Your task: The data below should be repeated exactly and in full.

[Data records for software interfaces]
((

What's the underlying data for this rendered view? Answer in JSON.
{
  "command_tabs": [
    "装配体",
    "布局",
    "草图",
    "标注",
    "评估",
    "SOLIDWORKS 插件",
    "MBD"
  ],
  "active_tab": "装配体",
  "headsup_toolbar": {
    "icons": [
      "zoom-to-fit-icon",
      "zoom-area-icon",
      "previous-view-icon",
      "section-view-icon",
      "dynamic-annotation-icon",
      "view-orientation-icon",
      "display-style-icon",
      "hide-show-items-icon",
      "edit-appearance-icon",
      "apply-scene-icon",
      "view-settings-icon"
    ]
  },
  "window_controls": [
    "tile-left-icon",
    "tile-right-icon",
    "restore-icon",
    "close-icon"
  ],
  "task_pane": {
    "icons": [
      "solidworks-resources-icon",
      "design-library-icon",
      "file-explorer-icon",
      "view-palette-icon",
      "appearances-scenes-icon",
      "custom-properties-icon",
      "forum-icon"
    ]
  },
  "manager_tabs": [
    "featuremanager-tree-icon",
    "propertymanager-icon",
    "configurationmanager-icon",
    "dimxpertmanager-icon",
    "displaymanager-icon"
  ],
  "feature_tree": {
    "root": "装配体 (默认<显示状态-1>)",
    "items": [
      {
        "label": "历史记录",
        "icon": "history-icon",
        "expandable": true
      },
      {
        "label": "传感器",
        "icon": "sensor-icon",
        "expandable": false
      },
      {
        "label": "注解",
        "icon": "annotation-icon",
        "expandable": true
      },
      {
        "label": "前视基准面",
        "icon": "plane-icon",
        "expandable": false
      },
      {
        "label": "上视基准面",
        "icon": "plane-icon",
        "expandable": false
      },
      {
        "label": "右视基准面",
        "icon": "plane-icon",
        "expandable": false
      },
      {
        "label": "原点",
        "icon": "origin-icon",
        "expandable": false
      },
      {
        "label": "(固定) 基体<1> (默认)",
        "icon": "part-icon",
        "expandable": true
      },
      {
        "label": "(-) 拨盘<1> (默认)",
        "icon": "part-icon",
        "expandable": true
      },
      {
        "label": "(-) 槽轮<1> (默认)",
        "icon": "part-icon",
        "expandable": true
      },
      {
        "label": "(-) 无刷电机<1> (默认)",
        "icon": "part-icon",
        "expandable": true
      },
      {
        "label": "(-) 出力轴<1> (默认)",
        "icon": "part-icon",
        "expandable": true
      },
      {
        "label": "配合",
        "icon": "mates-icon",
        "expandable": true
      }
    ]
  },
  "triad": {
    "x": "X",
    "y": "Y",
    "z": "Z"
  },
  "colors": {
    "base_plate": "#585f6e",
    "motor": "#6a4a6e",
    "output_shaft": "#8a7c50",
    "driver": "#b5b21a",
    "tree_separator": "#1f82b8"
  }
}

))

Response:
What's the underlying data for this rendered view? Answer in JSON.
{
  "command_tabs": [
    "装配体",
    "布局",
    "草图",
    "标注",
    "评估",
    "SOLIDWORKS 插件",
    "MBD"
  ],
  "active_tab": "装配体",
  "headsup_toolbar": {
    "icons": [
      "zoom-to-fit-icon",
      "zoom-area-icon",
      "previous-view-icon",
      "section-view-icon",
      "dynamic-annotation-icon",
      "view-orientation-icon",
      "display-style-icon",
      "hide-show-items-icon",
      "edit-appearance-icon",
      "apply-scene-icon",
      "view-settings-icon"
    ]
  },
  "window_controls": [
    "tile-left-icon",
    "tile-right-icon",
    "restore-icon",
    "close-icon"
  ],
  "task_pane": {
    "icons": [
      "solidworks-resources-icon",
      "design-library-icon",
      "file-explorer-icon",
      "view-palette-icon",
      "appearances-scenes-icon",
      "custom-properties-icon",
      "forum-icon"
    ]
  },
  "manager_tabs": [
    "featuremanager-tree-icon",
    "propertymanager-icon",
    "configurationmanager-icon",
    "dimxpertmanager-icon",
    "displaymanager-icon"
  ],
  "feature_tree": {
    "root": "装配体 (默认<显示状态-1>)",
    "items": [
      {
        "label": "历史记录",
        "icon": "history-icon",
        "expandable": true
      },
      {
        "label": "传感器",
        "icon": "sensor-icon",
        "expandable": false
      },
      {
        "label": "注解",
        "icon": "annotation-icon",
        "expandable": true
      },
      {
        "label": "前视基准面",
        "icon": "plane-icon",
        "expandable": false
      },
      {
        "label": "上视基准面",
        "icon": "plane-icon",
        "expandable": false
      },
      {
        "label": "右视基准面",
        "icon": "plane-icon",
        "expandable": false
      },
      {
        "label": "原点",
        "icon": "origin-icon",
        "expandable": false
      },
      {
        "label": "(固定) 基体<1> (默认)",
        "icon": "part-icon",
        "expandable": true
      },
      {
        "label": "(-) 拨盘<1> (默认)",
        "icon": "part-icon",
        "expandable": true
      },
      {
        "label": "(-) 槽轮<1> (默认)",
        "icon": "part-icon",
        "expandable": true
      },
      {
        "label": "(-) 无刷电机<1> (默认)",
        "icon": "part-icon",
        "expandable": true
      },
      {
        "label": "(-) 出力轴<1> (默认)",
        "icon": "part-icon",
        "expandable": true
      },
      {
        "label": "配合",
        "icon": "mates-icon",
        "expandable": true
      }
    ]
  },
  "triad": {
    "x": "X",
    "y": "Y",
    "z": "Z"
  },
  "colors": {
    "base_plate": "#585f6e",
    "motor": "#6a4a6e",
    "output_shaft": "#8a7c50",
    "driver": "#b5b21a",
    "tree_separator": "#1f82b8"
  }
}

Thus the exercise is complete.